→ **RECORDS PROVIDED**
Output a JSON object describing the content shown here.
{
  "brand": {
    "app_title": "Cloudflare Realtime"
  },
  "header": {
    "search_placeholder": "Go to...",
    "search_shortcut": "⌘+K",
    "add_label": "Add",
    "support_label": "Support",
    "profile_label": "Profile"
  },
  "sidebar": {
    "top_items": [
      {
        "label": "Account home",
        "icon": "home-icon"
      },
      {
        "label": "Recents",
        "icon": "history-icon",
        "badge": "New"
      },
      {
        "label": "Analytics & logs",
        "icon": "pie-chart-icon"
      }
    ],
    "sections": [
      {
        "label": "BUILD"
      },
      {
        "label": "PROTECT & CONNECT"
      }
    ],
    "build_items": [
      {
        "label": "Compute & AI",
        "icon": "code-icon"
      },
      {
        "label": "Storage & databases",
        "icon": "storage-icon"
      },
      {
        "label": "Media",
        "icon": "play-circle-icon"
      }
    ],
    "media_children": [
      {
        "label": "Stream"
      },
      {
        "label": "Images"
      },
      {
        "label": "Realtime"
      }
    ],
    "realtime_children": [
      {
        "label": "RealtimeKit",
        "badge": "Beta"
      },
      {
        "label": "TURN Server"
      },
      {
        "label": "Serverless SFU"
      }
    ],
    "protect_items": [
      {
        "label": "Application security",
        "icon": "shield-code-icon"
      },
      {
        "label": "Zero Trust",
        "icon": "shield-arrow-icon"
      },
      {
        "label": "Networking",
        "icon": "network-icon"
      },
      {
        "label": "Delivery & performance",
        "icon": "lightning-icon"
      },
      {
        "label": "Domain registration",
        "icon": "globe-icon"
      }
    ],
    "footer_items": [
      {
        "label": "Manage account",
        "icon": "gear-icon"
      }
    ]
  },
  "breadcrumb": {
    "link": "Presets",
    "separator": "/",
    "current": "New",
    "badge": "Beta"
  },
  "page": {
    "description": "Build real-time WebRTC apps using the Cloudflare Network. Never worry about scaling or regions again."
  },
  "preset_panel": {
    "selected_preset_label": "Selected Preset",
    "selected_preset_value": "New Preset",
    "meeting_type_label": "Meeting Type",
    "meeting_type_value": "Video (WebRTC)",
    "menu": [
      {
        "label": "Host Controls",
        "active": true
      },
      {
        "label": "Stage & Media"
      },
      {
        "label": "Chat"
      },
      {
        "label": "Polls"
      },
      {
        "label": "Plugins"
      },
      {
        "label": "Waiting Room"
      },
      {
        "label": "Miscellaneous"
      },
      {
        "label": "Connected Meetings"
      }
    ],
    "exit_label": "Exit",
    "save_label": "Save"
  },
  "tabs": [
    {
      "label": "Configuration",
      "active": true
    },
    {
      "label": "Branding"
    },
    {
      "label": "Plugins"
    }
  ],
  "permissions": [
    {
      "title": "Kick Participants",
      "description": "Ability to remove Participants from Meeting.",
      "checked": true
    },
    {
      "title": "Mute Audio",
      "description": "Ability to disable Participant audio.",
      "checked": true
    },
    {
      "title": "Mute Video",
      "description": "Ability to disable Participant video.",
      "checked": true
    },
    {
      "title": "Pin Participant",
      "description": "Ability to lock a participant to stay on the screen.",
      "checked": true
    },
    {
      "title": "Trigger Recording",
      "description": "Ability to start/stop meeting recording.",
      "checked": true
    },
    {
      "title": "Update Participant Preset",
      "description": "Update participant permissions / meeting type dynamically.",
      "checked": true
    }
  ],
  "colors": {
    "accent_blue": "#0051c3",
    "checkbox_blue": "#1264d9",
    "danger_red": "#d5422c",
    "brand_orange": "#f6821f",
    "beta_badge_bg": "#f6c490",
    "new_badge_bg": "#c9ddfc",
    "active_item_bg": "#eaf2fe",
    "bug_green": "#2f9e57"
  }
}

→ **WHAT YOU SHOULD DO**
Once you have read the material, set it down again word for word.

→ **EXERCISE RESULT**
Output a JSON object describing the content shown here.
{
  "brand": {
    "app_title": "Cloudflare Realtime"
  },
  "header": {
    "search_placeholder": "Go to...",
    "search_shortcut": "⌘+K",
    "add_label": "Add",
    "support_label": "Support",
    "profile_label": "Profile"
  },
  "sidebar": {
    "top_items": [
      {
        "label": "Account home",
        "icon": "home-icon"
      },
      {
        "label": "Recents",
        "icon": "history-icon",
        "badge": "New"
      },
      {
        "label": "Analytics & logs",
        "icon": "pie-chart-icon"
      }
    ],
    "sections": [
      {
        "label": "BUILD"
      },
      {
        "label": "PROTECT & CONNECT"
      }
    ],
    "build_items": [
      {
        "label": "Compute & AI",
        "icon": "code-icon"
      },
      {
        "label": "Storage & databases",
        "icon": "storage-icon"
      },
      {
        "label": "Media",
        "icon": "play-circle-icon"
      }
    ],
    "media_children": [
      {
        "label": "Stream"
      },
      {
        "label": "Images"
      },
      {
        "label": "Realtime"
      }
    ],
    "realtime_children": [
      {
        "label": "RealtimeKit",
        "badge": "Beta"
      },
      {
        "label": "TURN Server"
      },
      {
        "label": "Serverless SFU"
      }
    ],
    "protect_items": [
      {
        "label": "Application security",
        "icon": "shield-code-icon"
      },
      {
        "label": "Zero Trust",
        "icon": "shield-arrow-icon"
      },
      {
        "label": "Networking",
        "icon": "network-icon"
      },
      {
        "label": "Delivery & performance",
        "icon": "lightning-icon"
      },
      {
        "label": "Domain registration",
        "icon": "globe-icon"
      }
    ],
    "footer_items": [
      {
        "label": "Manage account",
        "icon": "gear-icon"
      }
    ]
  },
  "breadcrumb": {
    "link": "Presets",
    "separator": "/",
    "current": "New",
    "badge": "Beta"
  },
  "page": {
    "description": "Build real-time WebRTC apps using the Cloudflare Network. Never worry about scaling or regions again."
  },
  "preset_panel": {
    "selected_preset_label": "Selected Preset",
    "selected_preset_value": "New Preset",
    "meeting_type_label": "Meeting Type",
    "meeting_type_value": "Video (WebRTC)",
    "menu": [
      {
        "label": "Host Controls",
        "active": true
      },
      {
        "label": "Stage & Media"
      },
      {
        "label": "Chat"
      },
      {
        "label": "Polls"
      },
      {
        "label": "Plugins"
      },
      {
        "label": "Waiting Room"
      },
      {
        "label": "Miscellaneous"
      },
      {
        "label": "Connected Meetings"
      }
    ],
    "exit_label": "Exit",
    "save_label": "Save"
  },
  "tabs": [
    {
      "label": "Configuration",
      "active": true
    },
    {
      "label": "Branding"
    },
    {
      "label": "Plugins"
    }
  ],
  "permissions": [
    {
      "title": "Kick Participants",
      "description": "Ability to remove Participants from Meeting.",
      "checked": true
    },
    {
      "title": "Mute Audio",
      "description": "Ability to disable Participant audio.",
      "checked": true
    },
    {
      "title": "Mute Video",
      "description": "Ability to disable Participant video.",
      "checked": true
    },
    {
      "title": "Pin Participant",
      "description": "Ability to lock a participant to stay on the screen.",
      "checked": true
    },
    {
      "title": "Trigger Recording",
      "description": "Ability to start/stop meeting recording.",
      "checked": true
    },
    {
      "title": "Update Participant Preset",
      "description": "Update participant permissions / meeting type dynamically.",
      "checked": true
    }
  ],
  "colors": {
    "accent_blue": "#0051c3",
    "checkbox_blue": "#1264d9",
    "danger_red": "#d5422c",
    "brand_orange": "#f6821f",
    "beta_badge_bg": "#f6c490",
    "new_badge_bg": "#c9ddfc",
    "active_item_bg": "#eaf2fe",
    "bug_green": "#2f9e57"
  }
}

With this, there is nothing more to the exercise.